_What is being asked_
Leave out the pictures and print the records below exactly.

[Records excerpted from a collection]

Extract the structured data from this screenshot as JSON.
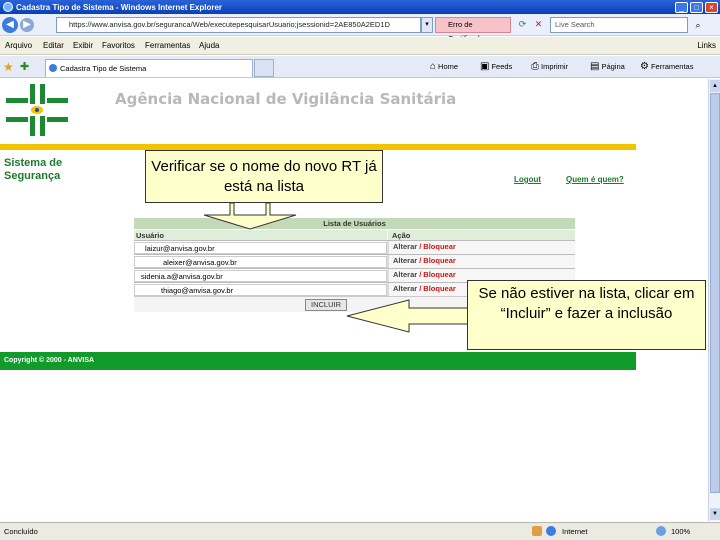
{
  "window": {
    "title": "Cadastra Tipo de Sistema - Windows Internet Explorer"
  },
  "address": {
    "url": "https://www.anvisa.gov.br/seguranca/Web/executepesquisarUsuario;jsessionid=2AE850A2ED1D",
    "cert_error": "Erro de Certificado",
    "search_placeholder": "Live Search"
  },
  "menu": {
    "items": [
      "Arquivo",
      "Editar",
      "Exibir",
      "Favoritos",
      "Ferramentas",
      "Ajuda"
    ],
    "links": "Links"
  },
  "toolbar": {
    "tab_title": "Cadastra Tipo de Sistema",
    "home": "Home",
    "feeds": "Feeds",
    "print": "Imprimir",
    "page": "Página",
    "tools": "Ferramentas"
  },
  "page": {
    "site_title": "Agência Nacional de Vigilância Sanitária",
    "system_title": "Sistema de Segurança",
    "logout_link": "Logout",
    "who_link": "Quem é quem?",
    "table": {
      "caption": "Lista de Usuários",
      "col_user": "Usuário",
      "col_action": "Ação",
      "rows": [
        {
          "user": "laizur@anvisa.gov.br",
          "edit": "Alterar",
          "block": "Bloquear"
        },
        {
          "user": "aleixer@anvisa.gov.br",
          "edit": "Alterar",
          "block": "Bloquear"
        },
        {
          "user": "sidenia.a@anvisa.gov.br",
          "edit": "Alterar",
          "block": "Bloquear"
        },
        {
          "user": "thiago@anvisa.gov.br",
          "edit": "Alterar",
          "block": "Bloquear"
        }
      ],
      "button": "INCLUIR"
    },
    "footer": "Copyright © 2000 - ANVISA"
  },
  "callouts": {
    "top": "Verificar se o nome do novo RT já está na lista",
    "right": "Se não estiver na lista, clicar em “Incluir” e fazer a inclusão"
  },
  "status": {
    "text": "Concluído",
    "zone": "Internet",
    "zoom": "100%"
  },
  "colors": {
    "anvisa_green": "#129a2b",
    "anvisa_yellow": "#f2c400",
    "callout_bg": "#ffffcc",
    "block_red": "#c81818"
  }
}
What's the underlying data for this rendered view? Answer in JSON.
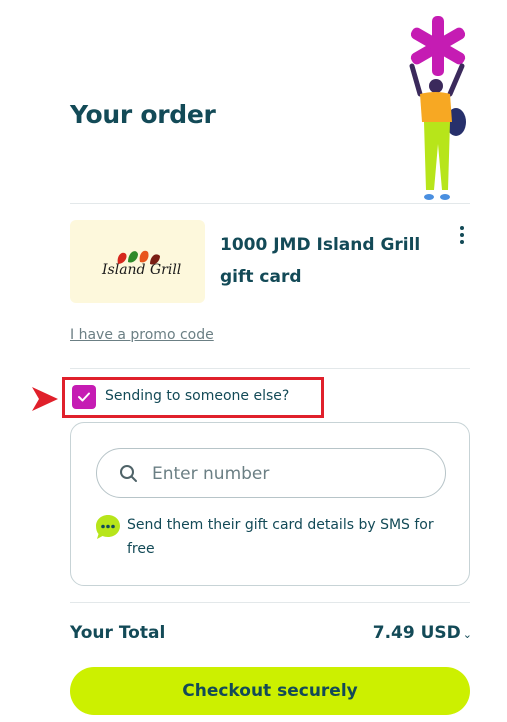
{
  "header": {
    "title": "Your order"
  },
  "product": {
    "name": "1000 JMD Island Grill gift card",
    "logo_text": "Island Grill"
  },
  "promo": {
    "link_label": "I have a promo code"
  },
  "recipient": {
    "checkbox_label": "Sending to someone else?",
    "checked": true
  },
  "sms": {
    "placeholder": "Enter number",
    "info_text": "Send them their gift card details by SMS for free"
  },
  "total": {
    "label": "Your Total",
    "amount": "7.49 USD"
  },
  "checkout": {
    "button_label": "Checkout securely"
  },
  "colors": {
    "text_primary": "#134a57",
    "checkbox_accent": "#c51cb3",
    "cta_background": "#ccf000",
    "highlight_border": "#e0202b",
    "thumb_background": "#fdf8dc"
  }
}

_Response below_
Extract the structured data from this screenshot as JSON.
{
  "window": {
    "title": "Cadastra Tipo de Sistema - Windows Internet Explorer"
  },
  "address": {
    "url": "https://www.anvisa.gov.br/seguranca/Web/executepesquisarUsuario;jsessionid=2AE850A2ED1D",
    "cert_error": "Erro de Certificado",
    "search_placeholder": "Live Search"
  },
  "menu": {
    "items": [
      "Arquivo",
      "Editar",
      "Exibir",
      "Favoritos",
      "Ferramentas",
      "Ajuda"
    ],
    "links": "Links"
  },
  "toolbar": {
    "tab_title": "Cadastra Tipo de Sistema",
    "home": "Home",
    "feeds": "Feeds",
    "print": "Imprimir",
    "page": "Página",
    "tools": "Ferramentas"
  },
  "page": {
    "site_title": "Agência Nacional de Vigilância Sanitária",
    "system_title": "Sistema de Segurança",
    "logout_link": "Logout",
    "who_link": "Quem é quem?",
    "table": {
      "caption": "Lista de Usuários",
      "col_user": "Usuário",
      "col_action": "Ação",
      "rows": [
        {
          "user": "laizur@anvisa.gov.br",
          "edit": "Alterar",
          "block": "Bloquear"
        },
        {
          "user": "aleixer@anvisa.gov.br",
          "edit": "Alterar",
          "block": "Bloquear"
        },
        {
          "user": "sidenia.a@anvisa.gov.br",
          "edit": "Alterar",
          "block": "Bloquear"
        },
        {
          "user": "thiago@anvisa.gov.br",
          "edit": "Alterar",
          "block": "Bloquear"
        }
      ],
      "button": "INCLUIR"
    },
    "footer": "Copyright © 2000 - ANVISA"
  },
  "callouts": {
    "top": "Verificar se o nome do novo RT já está na lista",
    "right": "Se não estiver na lista, clicar em “Incluir” e fazer a inclusão"
  },
  "status": {
    "text": "Concluído",
    "zone": "Internet",
    "zoom": "100%"
  },
  "colors": {
    "anvisa_green": "#129a2b",
    "anvisa_yellow": "#f2c400",
    "callout_bg": "#ffffcc",
    "block_red": "#c81818"
  }
}
What's the underlying data for this rendered view? Answer in JSON.
{
  "header": {
    "title": "Your order"
  },
  "product": {
    "name": "1000 JMD Island Grill gift card",
    "logo_text": "Island Grill"
  },
  "promo": {
    "link_label": "I have a promo code"
  },
  "recipient": {
    "checkbox_label": "Sending to someone else?",
    "checked": true
  },
  "sms": {
    "placeholder": "Enter number",
    "info_text": "Send them their gift card details by SMS for free"
  },
  "total": {
    "label": "Your Total",
    "amount": "7.49 USD"
  },
  "checkout": {
    "button_label": "Checkout securely"
  },
  "colors": {
    "text_primary": "#134a57",
    "checkbox_accent": "#c51cb3",
    "cta_background": "#ccf000",
    "highlight_border": "#e0202b",
    "thumb_background": "#fdf8dc"
  }
}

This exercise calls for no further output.